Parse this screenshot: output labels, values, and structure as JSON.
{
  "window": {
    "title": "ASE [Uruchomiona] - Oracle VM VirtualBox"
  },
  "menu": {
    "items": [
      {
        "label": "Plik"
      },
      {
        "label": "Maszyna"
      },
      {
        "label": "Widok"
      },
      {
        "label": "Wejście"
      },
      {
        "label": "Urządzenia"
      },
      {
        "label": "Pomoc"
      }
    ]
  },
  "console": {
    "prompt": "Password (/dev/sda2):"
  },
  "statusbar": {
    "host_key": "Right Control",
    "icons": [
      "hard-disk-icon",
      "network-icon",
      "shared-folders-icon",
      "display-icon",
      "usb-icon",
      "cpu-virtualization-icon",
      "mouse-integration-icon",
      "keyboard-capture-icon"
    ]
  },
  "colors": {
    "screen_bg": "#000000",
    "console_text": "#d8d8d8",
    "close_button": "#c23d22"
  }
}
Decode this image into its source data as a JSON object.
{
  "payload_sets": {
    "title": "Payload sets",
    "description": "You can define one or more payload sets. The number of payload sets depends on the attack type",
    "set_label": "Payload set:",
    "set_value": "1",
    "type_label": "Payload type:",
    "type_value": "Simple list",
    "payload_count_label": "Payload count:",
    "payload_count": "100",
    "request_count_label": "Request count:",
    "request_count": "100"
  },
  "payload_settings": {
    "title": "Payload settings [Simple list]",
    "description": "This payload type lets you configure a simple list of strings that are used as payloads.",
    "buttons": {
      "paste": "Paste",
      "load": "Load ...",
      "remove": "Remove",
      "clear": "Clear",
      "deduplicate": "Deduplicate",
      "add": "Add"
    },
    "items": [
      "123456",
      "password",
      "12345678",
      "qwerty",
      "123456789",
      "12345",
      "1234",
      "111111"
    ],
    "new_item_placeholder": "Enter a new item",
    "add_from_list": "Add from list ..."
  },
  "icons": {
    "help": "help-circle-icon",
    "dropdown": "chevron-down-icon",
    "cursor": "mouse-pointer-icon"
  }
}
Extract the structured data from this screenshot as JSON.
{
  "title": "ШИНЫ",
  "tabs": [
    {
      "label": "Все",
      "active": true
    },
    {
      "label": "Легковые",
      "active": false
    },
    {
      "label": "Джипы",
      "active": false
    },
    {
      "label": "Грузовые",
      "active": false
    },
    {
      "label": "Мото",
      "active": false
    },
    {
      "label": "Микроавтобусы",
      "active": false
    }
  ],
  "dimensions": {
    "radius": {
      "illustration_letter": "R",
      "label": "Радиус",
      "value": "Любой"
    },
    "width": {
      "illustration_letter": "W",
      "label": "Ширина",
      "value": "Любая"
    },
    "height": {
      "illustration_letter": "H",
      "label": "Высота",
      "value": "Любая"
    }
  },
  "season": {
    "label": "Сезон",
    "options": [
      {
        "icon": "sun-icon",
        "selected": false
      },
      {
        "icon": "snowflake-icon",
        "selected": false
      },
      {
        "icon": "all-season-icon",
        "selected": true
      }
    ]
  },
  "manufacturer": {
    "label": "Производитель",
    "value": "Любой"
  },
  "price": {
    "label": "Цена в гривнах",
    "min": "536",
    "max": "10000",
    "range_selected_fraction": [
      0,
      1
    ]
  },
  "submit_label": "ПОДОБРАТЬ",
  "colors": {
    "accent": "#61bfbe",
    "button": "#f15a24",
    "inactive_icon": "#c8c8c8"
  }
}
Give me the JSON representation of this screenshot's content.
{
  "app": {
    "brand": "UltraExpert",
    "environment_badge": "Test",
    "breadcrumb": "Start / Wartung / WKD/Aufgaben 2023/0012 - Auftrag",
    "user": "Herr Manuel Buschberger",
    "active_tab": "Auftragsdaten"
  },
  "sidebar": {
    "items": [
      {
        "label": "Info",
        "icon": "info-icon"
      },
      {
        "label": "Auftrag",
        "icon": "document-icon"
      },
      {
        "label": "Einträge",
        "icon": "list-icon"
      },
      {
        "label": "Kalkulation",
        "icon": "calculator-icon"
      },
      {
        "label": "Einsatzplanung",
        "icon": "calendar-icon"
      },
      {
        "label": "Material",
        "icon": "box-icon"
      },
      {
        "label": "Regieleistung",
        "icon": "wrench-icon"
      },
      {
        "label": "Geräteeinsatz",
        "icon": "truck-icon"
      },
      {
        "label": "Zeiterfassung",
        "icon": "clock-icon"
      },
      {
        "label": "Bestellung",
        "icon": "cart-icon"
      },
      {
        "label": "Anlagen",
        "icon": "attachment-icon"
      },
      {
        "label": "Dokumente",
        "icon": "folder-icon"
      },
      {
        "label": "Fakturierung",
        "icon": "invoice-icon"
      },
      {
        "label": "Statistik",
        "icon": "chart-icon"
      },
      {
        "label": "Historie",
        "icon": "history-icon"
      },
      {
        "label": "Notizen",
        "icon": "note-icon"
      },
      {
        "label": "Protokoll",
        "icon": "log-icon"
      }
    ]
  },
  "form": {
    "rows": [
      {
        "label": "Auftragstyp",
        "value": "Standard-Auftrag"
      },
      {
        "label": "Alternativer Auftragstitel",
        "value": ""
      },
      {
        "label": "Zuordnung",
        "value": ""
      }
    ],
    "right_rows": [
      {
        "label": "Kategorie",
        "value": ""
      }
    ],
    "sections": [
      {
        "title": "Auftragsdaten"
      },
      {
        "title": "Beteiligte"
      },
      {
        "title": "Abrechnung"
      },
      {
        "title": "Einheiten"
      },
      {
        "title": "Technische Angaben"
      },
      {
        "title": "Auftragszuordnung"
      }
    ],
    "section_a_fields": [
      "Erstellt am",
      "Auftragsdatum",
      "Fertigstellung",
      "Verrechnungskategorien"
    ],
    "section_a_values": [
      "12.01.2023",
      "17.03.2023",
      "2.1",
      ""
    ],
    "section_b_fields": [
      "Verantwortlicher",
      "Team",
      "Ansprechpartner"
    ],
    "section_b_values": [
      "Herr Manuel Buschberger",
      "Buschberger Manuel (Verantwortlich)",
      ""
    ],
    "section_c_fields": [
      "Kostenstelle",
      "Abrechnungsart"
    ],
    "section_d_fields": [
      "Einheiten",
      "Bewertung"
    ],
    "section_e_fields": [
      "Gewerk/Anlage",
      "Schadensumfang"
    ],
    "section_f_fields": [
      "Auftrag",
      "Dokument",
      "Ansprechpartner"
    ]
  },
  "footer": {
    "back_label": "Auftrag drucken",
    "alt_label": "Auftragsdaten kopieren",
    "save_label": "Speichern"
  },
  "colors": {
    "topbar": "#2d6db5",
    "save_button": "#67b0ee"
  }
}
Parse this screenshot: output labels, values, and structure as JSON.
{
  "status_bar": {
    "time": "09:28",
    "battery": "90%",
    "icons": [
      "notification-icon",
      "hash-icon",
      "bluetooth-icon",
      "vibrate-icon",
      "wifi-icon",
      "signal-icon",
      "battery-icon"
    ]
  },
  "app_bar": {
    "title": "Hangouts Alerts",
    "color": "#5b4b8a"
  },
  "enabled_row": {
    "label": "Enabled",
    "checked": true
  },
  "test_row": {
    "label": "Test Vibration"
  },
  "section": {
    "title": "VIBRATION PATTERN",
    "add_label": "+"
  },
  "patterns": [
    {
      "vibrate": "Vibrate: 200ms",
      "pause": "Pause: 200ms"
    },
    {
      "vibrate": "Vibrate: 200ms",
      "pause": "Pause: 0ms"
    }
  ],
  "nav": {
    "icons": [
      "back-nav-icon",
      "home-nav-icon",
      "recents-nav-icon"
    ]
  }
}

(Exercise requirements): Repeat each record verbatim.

(Task response):
Parse this screenshot: output labels, values, and structure as JSON.
{
  "window": {
    "title": "ASE [Uruchomiona] - Oracle VM VirtualBox"
  },
  "menu": {
    "items": [
      {
        "label": "Plik"
      },
      {
        "label": "Maszyna"
      },
      {
        "label": "Widok"
      },
      {
        "label": "Wejście"
      },
      {
        "label": "Urządzenia"
      },
      {
        "label": "Pomoc"
      }
    ]
  },
  "console": {
    "prompt": "Password (/dev/sda2):"
  },
  "statusbar": {
    "host_key": "Right Control",
    "icons": [
      "hard-disk-icon",
      "network-icon",
      "shared-folders-icon",
      "display-icon",
      "usb-icon",
      "cpu-virtualization-icon",
      "mouse-integration-icon",
      "keyboard-capture-icon"
    ]
  },
  "colors": {
    "screen_bg": "#000000",
    "console_text": "#d8d8d8",
    "close_button": "#c23d22"
  }
}
Decode this image into its source data as a JSON object.
{
  "payload_sets": {
    "title": "Payload sets",
    "description": "You can define one or more payload sets. The number of payload sets depends on the attack type",
    "set_label": "Payload set:",
    "set_value": "1",
    "type_label": "Payload type:",
    "type_value": "Simple list",
    "payload_count_label": "Payload count:",
    "payload_count": "100",
    "request_count_label": "Request count:",
    "request_count": "100"
  },
  "payload_settings": {
    "title": "Payload settings [Simple list]",
    "description": "This payload type lets you configure a simple list of strings that are used as payloads.",
    "buttons": {
      "paste": "Paste",
      "load": "Load ...",
      "remove": "Remove",
      "clear": "Clear",
      "deduplicate": "Deduplicate",
      "add": "Add"
    },
    "items": [
      "123456",
      "password",
      "12345678",
      "qwerty",
      "123456789",
      "12345",
      "1234",
      "111111"
    ],
    "new_item_placeholder": "Enter a new item",
    "add_from_list": "Add from list ..."
  },
  "icons": {
    "help": "help-circle-icon",
    "dropdown": "chevron-down-icon",
    "cursor": "mouse-pointer-icon"
  }
}
Extract the structured data from this screenshot as JSON.
{
  "title": "ШИНЫ",
  "tabs": [
    {
      "label": "Все",
      "active": true
    },
    {
      "label": "Легковые",
      "active": false
    },
    {
      "label": "Джипы",
      "active": false
    },
    {
      "label": "Грузовые",
      "active": false
    },
    {
      "label": "Мото",
      "active": false
    },
    {
      "label": "Микроавтобусы",
      "active": false
    }
  ],
  "dimensions": {
    "radius": {
      "illustration_letter": "R",
      "label": "Радиус",
      "value": "Любой"
    },
    "width": {
      "illustration_letter": "W",
      "label": "Ширина",
      "value": "Любая"
    },
    "height": {
      "illustration_letter": "H",
      "label": "Высота",
      "value": "Любая"
    }
  },
  "season": {
    "label": "Сезон",
    "options": [
      {
        "icon": "sun-icon",
        "selected": false
      },
      {
        "icon": "snowflake-icon",
        "selected": false
      },
      {
        "icon": "all-season-icon",
        "selected": true
      }
    ]
  },
  "manufacturer": {
    "label": "Производитель",
    "value": "Любой"
  },
  "price": {
    "label": "Цена в гривнах",
    "min": "536",
    "max": "10000",
    "range_selected_fraction": [
      0,
      1
    ]
  },
  "submit_label": "ПОДОБРАТЬ",
  "colors": {
    "accent": "#61bfbe",
    "button": "#f15a24",
    "inactive_icon": "#c8c8c8"
  }
}
Give me the JSON representation of this screenshot's content.
{
  "app": {
    "brand": "UltraExpert",
    "environment_badge": "Test",
    "breadcrumb": "Start / Wartung / WKD/Aufgaben 2023/0012 - Auftrag",
    "user": "Herr Manuel Buschberger",
    "active_tab": "Auftragsdaten"
  },
  "sidebar": {
    "items": [
      {
        "label": "Info",
        "icon": "info-icon"
      },
      {
        "label": "Auftrag",
        "icon": "document-icon"
      },
      {
        "label": "Einträge",
        "icon": "list-icon"
      },
      {
        "label": "Kalkulation",
        "icon": "calculator-icon"
      },
      {
        "label": "Einsatzplanung",
        "icon": "calendar-icon"
      },
      {
        "label": "Material",
        "icon": "box-icon"
      },
      {
        "label": "Regieleistung",
        "icon": "wrench-icon"
      },
      {
        "label": "Geräteeinsatz",
        "icon": "truck-icon"
      },
      {
        "label": "Zeiterfassung",
        "icon": "clock-icon"
      },
      {
        "label": "Bestellung",
        "icon": "cart-icon"
      },
      {
        "label": "Anlagen",
        "icon": "attachment-icon"
      },
      {
        "label": "Dokumente",
        "icon": "folder-icon"
      },
      {
        "label": "Fakturierung",
        "icon": "invoice-icon"
      },
      {
        "label": "Statistik",
        "icon": "chart-icon"
      },
      {
        "label": "Historie",
        "icon": "history-icon"
      },
      {
        "label": "Notizen",
        "icon": "note-icon"
      },
      {
        "label": "Protokoll",
        "icon": "log-icon"
      }
    ]
  },
  "form": {
    "rows": [
      {
        "label": "Auftragstyp",
        "value": "Standard-Auftrag"
      },
      {
        "label": "Alternativer Auftragstitel",
        "value": ""
      },
      {
        "label": "Zuordnung",
        "value": ""
      }
    ],
    "right_rows": [
      {
        "label": "Kategorie",
        "value": ""
      }
    ],
    "sections": [
      {
        "title": "Auftragsdaten"
      },
      {
        "title": "Beteiligte"
      },
      {
        "title": "Abrechnung"
      },
      {
        "title": "Einheiten"
      },
      {
        "title": "Technische Angaben"
      },
      {
        "title": "Auftragszuordnung"
      }
    ],
    "section_a_fields": [
      "Erstellt am",
      "Auftragsdatum",
      "Fertigstellung",
      "Verrechnungskategorien"
    ],
    "section_a_values": [
      "12.01.2023",
      "17.03.2023",
      "2.1",
      ""
    ],
    "section_b_fields": [
      "Verantwortlicher",
      "Team",
      "Ansprechpartner"
    ],
    "section_b_values": [
      "Herr Manuel Buschberger",
      "Buschberger Manuel (Verantwortlich)",
      ""
    ],
    "section_c_fields": [
      "Kostenstelle",
      "Abrechnungsart"
    ],
    "section_d_fields": [
      "Einheiten",
      "Bewertung"
    ],
    "section_e_fields": [
      "Gewerk/Anlage",
      "Schadensumfang"
    ],
    "section_f_fields": [
      "Auftrag",
      "Dokument",
      "Ansprechpartner"
    ]
  },
  "footer": {
    "back_label": "Auftrag drucken",
    "alt_label": "Auftragsdaten kopieren",
    "save_label": "Speichern"
  },
  "colors": {
    "topbar": "#2d6db5",
    "save_button": "#67b0ee"
  }
}
Parse this screenshot: output labels, values, and structure as JSON.
{
  "status_bar": {
    "time": "09:28",
    "battery": "90%",
    "icons": [
      "notification-icon",
      "hash-icon",
      "bluetooth-icon",
      "vibrate-icon",
      "wifi-icon",
      "signal-icon",
      "battery-icon"
    ]
  },
  "app_bar": {
    "title": "Hangouts Alerts",
    "color": "#5b4b8a"
  },
  "enabled_row": {
    "label": "Enabled",
    "checked": true
  },
  "test_row": {
    "label": "Test Vibration"
  },
  "section": {
    "title": "VIBRATION PATTERN",
    "add_label": "+"
  },
  "patterns": [
    {
      "vibrate": "Vibrate: 200ms",
      "pause": "Pause: 200ms"
    },
    {
      "vibrate": "Vibrate: 200ms",
      "pause": "Pause: 0ms"
    }
  ],
  "nav": {
    "icons": [
      "back-nav-icon",
      "home-nav-icon",
      "recents-nav-icon"
    ]
  }
}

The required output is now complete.